If a pain continues longer than 3-6 months, it is usually described by pain specialists as “chronic” pain. Acute pain is a short-term pain that act as an alarm, telling us that something is wrong. While most minor pains are easily treated and quickly forgotten, others are a sign of something more serious that we shouldn’t ignore. Chronic pain is usually defined as pain that persists beyond the normal time that tissues take to heal following an injury. Most soft tissue injuries heal up within weeks, although some can take several months to completely heal.
Over time, the pain may affect how we function, including our ability to work and our sleep patterns. It can also have a negative effect on our family and friends.
Physiotherapy helps people with long term (chronic) pain develop the skills they need to manage their condition, increase their activity and improve their quality of life.
If your pain persists and becomes chronic then the emphasis might shift more to managing the condition and minimising its impact on your life, rather than necessarily finding a cure.
Some treatments are available which can reduce the pain intensity. For example, to help reduce the pain include “hands on” treatments, massage and acupuncture, although the benefits of these treatments tend to wear off after each treatment session. Another way of managing long-term pain is to find ways to reduce the impact of the pain on overall quality of life. This might include learning relaxation techniques, developing goal-setting skills, and learning ways of improving sleep quality.
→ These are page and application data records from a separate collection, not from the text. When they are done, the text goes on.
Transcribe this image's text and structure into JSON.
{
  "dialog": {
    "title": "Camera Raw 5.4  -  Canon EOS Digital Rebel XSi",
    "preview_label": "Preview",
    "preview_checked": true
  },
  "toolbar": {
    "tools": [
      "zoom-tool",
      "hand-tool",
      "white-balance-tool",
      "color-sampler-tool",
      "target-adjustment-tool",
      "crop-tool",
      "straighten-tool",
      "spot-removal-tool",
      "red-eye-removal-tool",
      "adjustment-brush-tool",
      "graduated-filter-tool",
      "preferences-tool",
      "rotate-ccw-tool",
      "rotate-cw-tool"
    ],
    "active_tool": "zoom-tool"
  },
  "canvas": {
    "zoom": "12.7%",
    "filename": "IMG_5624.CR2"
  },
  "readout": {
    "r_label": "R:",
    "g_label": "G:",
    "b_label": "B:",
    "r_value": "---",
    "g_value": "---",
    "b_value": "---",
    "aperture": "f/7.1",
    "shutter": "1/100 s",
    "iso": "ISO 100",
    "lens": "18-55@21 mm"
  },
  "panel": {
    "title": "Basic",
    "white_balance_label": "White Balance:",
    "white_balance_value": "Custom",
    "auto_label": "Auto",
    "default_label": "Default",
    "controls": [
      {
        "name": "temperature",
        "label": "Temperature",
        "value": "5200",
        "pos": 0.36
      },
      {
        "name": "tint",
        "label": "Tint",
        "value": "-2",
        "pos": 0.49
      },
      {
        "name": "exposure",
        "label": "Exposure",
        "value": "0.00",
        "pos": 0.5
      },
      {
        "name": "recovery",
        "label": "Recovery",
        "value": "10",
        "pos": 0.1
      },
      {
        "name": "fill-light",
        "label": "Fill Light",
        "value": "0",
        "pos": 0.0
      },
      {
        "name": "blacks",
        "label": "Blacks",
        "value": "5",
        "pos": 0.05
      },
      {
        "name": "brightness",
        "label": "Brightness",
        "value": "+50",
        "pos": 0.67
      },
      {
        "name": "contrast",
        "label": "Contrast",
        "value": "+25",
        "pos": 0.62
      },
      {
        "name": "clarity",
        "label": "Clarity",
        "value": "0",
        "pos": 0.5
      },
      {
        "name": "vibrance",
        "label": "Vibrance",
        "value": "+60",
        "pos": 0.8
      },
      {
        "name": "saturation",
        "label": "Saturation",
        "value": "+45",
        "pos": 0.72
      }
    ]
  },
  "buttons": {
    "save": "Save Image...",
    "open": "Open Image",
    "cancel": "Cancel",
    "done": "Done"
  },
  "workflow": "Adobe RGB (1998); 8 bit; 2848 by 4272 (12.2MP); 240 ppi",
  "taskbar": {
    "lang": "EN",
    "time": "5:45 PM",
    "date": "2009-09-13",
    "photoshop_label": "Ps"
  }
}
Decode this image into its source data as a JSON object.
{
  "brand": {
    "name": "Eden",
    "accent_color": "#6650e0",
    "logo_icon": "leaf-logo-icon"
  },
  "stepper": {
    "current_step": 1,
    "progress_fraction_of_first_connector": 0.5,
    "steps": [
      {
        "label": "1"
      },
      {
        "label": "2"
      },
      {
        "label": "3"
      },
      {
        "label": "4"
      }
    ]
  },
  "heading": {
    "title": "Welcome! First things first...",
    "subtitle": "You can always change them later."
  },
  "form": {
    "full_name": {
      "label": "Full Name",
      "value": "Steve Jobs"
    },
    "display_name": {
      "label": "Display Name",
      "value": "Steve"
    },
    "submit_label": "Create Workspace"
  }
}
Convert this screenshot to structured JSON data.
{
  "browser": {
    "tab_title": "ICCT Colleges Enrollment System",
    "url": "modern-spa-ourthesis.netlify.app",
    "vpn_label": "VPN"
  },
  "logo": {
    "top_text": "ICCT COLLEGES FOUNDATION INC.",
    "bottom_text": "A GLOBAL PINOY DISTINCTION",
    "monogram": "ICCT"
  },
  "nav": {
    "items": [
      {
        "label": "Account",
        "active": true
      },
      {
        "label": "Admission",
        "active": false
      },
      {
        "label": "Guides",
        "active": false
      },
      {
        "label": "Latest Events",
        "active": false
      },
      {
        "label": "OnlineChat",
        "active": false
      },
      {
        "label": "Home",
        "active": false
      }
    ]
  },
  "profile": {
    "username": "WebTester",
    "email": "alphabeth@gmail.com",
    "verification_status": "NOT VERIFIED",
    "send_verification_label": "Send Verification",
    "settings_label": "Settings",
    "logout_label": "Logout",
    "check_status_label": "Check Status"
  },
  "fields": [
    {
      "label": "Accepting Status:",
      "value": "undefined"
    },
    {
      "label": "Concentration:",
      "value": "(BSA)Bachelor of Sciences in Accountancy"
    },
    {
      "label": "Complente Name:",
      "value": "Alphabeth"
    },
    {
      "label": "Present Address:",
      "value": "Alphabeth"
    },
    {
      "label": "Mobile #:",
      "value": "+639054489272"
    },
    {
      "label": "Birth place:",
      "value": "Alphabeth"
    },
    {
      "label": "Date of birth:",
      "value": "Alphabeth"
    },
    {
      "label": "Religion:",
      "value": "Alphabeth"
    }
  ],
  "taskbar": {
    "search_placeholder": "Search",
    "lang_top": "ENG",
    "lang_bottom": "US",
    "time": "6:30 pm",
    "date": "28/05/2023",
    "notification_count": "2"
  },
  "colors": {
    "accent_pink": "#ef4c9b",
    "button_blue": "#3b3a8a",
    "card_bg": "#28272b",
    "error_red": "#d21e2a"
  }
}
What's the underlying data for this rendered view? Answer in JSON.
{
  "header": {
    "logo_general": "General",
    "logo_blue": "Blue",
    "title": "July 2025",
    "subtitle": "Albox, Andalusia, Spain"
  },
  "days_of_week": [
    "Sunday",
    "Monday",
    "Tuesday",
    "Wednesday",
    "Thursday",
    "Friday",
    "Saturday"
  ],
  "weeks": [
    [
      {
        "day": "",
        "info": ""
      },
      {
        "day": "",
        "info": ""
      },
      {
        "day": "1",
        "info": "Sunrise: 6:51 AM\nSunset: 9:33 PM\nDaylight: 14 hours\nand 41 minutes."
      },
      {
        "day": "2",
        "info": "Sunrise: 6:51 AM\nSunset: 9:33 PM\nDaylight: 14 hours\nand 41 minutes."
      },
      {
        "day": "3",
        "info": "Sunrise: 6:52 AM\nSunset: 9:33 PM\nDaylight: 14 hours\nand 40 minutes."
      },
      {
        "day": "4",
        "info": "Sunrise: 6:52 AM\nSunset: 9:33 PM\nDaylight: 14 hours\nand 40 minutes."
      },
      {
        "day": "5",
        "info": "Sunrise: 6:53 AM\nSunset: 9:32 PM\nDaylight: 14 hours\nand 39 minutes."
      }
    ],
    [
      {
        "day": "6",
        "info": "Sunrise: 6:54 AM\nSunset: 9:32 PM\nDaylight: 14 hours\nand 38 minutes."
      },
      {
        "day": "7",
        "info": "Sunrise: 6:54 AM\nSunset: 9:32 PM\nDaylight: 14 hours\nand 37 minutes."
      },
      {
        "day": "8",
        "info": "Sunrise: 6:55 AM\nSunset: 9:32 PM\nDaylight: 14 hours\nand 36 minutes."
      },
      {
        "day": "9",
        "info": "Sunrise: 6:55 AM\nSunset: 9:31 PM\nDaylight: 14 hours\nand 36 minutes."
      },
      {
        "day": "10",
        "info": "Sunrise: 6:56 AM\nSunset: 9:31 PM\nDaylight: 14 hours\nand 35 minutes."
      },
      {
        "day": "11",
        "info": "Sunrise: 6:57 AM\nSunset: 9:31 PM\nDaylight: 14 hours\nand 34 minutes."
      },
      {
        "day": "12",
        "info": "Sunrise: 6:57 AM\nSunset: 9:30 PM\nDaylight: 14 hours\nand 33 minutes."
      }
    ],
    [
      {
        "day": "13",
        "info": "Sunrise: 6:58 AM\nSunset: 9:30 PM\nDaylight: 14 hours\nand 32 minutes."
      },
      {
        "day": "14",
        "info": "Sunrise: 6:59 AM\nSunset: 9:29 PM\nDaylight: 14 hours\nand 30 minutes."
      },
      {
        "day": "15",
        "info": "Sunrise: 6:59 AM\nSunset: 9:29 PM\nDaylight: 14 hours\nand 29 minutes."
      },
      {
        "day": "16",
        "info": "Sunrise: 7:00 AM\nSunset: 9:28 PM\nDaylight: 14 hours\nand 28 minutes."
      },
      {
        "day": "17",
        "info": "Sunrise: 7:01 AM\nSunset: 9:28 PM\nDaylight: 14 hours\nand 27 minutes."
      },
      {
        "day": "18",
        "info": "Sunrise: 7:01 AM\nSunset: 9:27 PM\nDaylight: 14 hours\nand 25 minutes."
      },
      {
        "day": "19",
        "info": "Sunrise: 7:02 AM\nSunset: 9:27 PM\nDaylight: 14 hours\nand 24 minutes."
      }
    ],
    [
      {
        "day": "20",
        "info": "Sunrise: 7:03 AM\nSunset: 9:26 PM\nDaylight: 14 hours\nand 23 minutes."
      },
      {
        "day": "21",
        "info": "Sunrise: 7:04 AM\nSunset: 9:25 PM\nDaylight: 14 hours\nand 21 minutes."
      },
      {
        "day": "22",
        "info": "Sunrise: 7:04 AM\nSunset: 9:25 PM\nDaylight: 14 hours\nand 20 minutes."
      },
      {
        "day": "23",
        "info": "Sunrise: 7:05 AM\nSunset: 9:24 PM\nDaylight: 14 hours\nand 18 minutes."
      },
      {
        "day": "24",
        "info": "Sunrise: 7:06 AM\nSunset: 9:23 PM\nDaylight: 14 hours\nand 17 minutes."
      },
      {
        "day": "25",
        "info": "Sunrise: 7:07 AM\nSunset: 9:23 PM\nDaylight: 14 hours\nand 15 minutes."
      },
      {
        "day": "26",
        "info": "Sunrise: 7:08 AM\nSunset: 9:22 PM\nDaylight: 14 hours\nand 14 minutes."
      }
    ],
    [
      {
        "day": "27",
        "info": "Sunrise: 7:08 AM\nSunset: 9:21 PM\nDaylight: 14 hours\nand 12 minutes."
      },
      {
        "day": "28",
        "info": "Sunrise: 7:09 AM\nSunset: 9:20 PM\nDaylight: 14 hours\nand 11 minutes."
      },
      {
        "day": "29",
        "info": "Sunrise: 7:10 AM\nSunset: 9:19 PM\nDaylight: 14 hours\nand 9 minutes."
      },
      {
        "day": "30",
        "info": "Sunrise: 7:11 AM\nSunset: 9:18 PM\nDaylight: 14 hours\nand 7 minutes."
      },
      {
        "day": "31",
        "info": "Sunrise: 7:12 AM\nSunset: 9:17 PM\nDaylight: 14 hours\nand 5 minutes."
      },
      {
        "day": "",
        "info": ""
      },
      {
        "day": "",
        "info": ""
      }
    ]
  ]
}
Our assessments and treatments can be completed at one of our clinics, home, work or school, at a mutually convenient time.